After the recital, we went to dinner with our daughter and a few of her friends. The people at the restaurant graciously let us hang out talking an hour past their closing. Around 11:00 pm, my husband and I said goodbye to the kids and went to check into our hotel. We slept for three hours, got up at 3:00 am (2 a.m. our time, it was too short of a trip to switch to mountain time!) and headed home again. Whirlwind to say the least.
My husband drove the first half of the trip, but eventually he admitted defeat. I drove the last stretch of the long, boring road, but I didn’t mind because we had been listening to Between Shades of Gray by Ruta Sepetys. Between Shades of Gray is a powerful story of the people of the Baltic nations who Stalin sent to camps in Siberia and the Arctic.

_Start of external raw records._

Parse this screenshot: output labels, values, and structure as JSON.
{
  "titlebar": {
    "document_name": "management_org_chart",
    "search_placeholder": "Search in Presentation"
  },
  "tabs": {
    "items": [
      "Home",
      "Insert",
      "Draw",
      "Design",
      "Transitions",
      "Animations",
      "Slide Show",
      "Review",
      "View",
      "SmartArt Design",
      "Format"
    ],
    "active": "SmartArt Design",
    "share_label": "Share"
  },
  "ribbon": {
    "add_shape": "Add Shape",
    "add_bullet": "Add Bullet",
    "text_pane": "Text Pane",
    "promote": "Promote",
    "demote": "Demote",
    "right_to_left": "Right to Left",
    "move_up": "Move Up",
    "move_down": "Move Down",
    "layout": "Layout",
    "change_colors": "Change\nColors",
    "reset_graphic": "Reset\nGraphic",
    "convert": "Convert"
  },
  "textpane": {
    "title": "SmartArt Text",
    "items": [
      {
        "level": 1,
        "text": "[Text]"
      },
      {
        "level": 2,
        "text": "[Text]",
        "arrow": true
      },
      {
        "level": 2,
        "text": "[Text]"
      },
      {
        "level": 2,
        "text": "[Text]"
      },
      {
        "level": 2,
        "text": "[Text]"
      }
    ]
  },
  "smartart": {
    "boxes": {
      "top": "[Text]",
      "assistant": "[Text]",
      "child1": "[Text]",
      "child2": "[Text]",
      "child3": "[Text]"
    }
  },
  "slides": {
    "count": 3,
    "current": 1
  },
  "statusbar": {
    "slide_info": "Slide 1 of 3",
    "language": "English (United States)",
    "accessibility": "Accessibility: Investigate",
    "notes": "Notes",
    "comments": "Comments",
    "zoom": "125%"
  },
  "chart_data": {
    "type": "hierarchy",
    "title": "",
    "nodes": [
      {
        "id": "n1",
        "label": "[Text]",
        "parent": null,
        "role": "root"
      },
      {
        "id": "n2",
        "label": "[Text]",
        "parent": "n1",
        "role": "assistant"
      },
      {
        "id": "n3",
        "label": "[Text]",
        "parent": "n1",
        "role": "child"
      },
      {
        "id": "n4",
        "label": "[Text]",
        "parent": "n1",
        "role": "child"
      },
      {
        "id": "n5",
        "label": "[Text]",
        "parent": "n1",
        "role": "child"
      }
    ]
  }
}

I love finding the title of a book within the text. I feel as though I’ve uncovered a secret that I can share, or keep to myself. The moment the title was revealed in this novel happened to align with my trip in an evocative, thought-provoking way. I drove westward. The road stretched and undulated forever toward the horizon. The breaking dawn revealed sagebrush crowding together in a rolling desert terrain. A coyote ran across the road in front of my car. Grazing antelope, camouflaged by their arid coloring, only revealed themselves with a flick of an ear or a raised head. A red tail hawk perched on top of a fence post, patiently awaited the scurry of a field mouse or a baby jackrabbit.
“I began my walk through the snow, 5 kilometers to the tree line. That’s when I saw it. A tiny sliver of gold between shades of gray on the horizon. I stared at the amber band of sunlight, smiling. The sun had returned.”
I glanced in my rearview mirror and the sky behind me was alight with gold and orange and pink. I was struck by the hopefulness of that moment. The sun cresting the horizon behind me shone an apricot spotlight on the theme of the book.
The message, wrapped up in gray paper and tied with a thin gold ribbon, was so full of a dire beauty that only the suffering can appreciate. I instantly hoped that I already have or someday will present such a gift to my readers.
My husband snoozed beside me. The book ended with an inspiring epilogue from the author and her father. The miles droned under my tires. And I continued to hope. Hope that I can touch a reader so profoundly that it gives her strength or awards him confidence he hadn’t believed in before. Hope that my words resonate like the sunrise in my rearview mirror or the sun returning after an artic winter.
There are some really beautiful moments in life. Be sure you acknowledge them.